## WORK ORDER
Every entry is to be returned as it stands, apart from the pictures.

Stored items from a collection
+++++

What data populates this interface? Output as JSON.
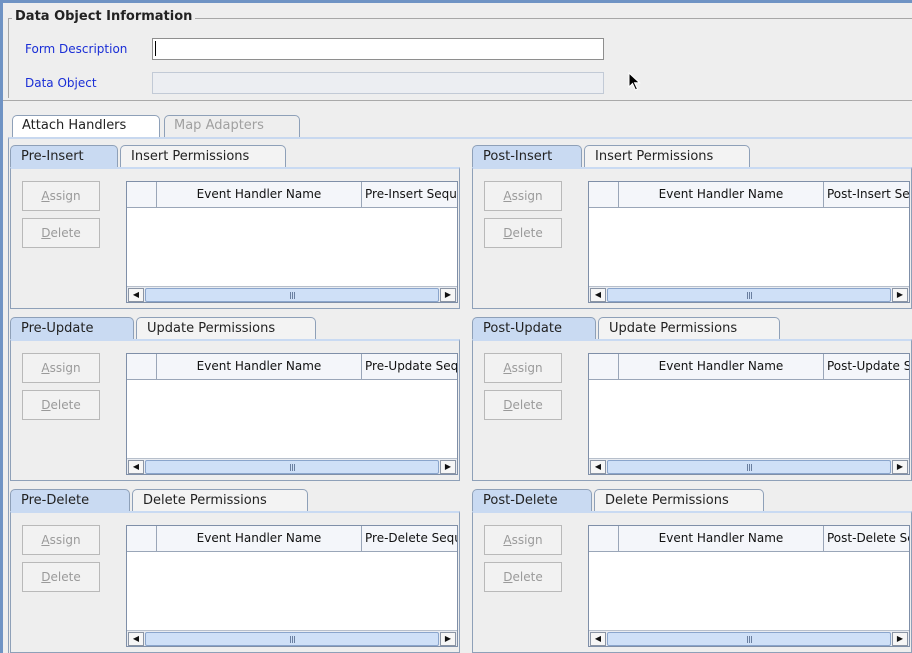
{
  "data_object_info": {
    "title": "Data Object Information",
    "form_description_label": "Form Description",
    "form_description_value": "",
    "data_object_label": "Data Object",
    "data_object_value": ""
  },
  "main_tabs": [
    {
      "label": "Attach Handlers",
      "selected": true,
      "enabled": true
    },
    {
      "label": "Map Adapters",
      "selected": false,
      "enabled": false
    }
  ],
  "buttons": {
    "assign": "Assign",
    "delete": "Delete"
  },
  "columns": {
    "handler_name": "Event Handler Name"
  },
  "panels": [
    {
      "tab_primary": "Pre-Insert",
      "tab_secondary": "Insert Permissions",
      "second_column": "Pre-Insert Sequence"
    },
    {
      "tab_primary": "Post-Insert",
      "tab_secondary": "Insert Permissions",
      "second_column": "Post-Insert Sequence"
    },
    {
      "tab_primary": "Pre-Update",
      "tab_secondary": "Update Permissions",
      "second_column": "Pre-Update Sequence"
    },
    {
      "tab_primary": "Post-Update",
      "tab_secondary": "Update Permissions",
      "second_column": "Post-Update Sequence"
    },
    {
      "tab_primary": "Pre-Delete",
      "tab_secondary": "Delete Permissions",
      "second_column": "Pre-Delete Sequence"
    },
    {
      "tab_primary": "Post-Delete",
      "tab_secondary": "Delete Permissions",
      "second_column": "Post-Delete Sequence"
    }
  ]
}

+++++

## ANSWER TO THIS EXERCISE
What data populates this interface? Output as JSON.
{
  "data_object_info": {
    "title": "Data Object Information",
    "form_description_label": "Form Description",
    "form_description_value": "",
    "data_object_label": "Data Object",
    "data_object_value": ""
  },
  "main_tabs": [
    {
      "label": "Attach Handlers",
      "selected": true,
      "enabled": true
    },
    {
      "label": "Map Adapters",
      "selected": false,
      "enabled": false
    }
  ],
  "buttons": {
    "assign": "Assign",
    "delete": "Delete"
  },
  "columns": {
    "handler_name": "Event Handler Name"
  },
  "panels": [
    {
      "tab_primary": "Pre-Insert",
      "tab_secondary": "Insert Permissions",
      "second_column": "Pre-Insert Sequence"
    },
    {
      "tab_primary": "Post-Insert",
      "tab_secondary": "Insert Permissions",
      "second_column": "Post-Insert Sequence"
    },
    {
      "tab_primary": "Pre-Update",
      "tab_secondary": "Update Permissions",
      "second_column": "Pre-Update Sequence"
    },
    {
      "tab_primary": "Post-Update",
      "tab_secondary": "Update Permissions",
      "second_column": "Post-Update Sequence"
    },
    {
      "tab_primary": "Pre-Delete",
      "tab_secondary": "Delete Permissions",
      "second_column": "Pre-Delete Sequence"
    },
    {
      "tab_primary": "Post-Delete",
      "tab_secondary": "Delete Permissions",
      "second_column": "Post-Delete Sequence"
    }
  ]
}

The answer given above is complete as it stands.